== TASK DESCRIPTION ==
Look through the material below. Copy every line with the string "meta" in it.

--

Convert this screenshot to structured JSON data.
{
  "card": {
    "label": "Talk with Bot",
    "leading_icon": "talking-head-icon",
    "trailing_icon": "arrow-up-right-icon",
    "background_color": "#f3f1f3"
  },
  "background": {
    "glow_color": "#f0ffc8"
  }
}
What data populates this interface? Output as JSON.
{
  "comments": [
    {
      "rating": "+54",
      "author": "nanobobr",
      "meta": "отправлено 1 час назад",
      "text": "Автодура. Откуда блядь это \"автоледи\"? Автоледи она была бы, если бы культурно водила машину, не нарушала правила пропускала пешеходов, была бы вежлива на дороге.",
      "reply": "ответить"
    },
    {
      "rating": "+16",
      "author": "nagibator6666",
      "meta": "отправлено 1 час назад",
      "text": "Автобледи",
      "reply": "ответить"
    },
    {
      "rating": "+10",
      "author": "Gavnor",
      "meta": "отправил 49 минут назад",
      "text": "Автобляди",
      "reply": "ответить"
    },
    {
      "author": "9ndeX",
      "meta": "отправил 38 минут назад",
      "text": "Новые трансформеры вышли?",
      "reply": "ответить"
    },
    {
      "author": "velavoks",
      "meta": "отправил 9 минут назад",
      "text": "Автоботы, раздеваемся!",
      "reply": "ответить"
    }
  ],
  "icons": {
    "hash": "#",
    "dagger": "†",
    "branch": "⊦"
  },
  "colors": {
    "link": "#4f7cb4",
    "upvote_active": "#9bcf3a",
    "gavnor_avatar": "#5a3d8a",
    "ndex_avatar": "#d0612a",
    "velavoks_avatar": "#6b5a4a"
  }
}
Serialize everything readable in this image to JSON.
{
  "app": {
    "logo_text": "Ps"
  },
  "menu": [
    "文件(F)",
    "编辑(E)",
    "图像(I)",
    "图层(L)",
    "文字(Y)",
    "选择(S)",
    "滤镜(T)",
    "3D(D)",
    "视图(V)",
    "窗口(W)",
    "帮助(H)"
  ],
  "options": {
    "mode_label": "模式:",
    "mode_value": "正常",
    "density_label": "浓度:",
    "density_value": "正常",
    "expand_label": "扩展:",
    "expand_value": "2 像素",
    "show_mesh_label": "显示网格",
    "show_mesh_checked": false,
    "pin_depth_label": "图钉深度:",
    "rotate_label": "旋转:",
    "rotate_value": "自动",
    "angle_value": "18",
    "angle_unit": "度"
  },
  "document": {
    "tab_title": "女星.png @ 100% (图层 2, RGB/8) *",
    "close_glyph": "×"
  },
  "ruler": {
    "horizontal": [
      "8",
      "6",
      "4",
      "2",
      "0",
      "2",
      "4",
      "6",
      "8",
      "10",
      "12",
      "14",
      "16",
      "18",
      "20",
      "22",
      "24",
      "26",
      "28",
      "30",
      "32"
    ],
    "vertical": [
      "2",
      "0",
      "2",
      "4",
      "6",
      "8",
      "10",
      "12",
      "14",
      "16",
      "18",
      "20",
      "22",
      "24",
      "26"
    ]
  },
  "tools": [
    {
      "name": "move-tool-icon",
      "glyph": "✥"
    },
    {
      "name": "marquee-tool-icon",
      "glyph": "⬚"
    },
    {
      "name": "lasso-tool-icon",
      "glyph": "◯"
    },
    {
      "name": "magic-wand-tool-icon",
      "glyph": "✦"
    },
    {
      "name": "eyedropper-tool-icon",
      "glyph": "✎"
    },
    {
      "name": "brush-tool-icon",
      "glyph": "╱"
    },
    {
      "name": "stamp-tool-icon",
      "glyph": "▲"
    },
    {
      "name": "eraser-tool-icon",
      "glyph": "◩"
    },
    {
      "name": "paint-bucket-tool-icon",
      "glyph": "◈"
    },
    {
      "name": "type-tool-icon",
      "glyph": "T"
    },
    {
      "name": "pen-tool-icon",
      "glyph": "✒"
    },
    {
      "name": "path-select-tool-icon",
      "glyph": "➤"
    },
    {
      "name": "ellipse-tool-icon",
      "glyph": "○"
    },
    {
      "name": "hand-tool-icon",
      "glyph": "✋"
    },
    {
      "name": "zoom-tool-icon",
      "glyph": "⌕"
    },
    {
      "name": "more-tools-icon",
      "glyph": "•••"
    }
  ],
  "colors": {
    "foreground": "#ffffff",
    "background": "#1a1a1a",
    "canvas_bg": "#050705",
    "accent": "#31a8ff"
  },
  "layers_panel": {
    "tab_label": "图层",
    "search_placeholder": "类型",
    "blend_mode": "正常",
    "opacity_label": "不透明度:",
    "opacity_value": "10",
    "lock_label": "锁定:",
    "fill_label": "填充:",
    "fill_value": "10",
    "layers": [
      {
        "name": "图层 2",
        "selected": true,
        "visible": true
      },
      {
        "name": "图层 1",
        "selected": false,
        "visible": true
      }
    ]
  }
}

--

== OUTPUT BELOW ==
      "meta": "отправлено 1 час назад",
      "meta": "отправлено 1 час назад",
      "meta": "отправил 49 минут назад",
      "meta": "отправил 38 минут назад",
      "meta": "отправил 9 минут назад",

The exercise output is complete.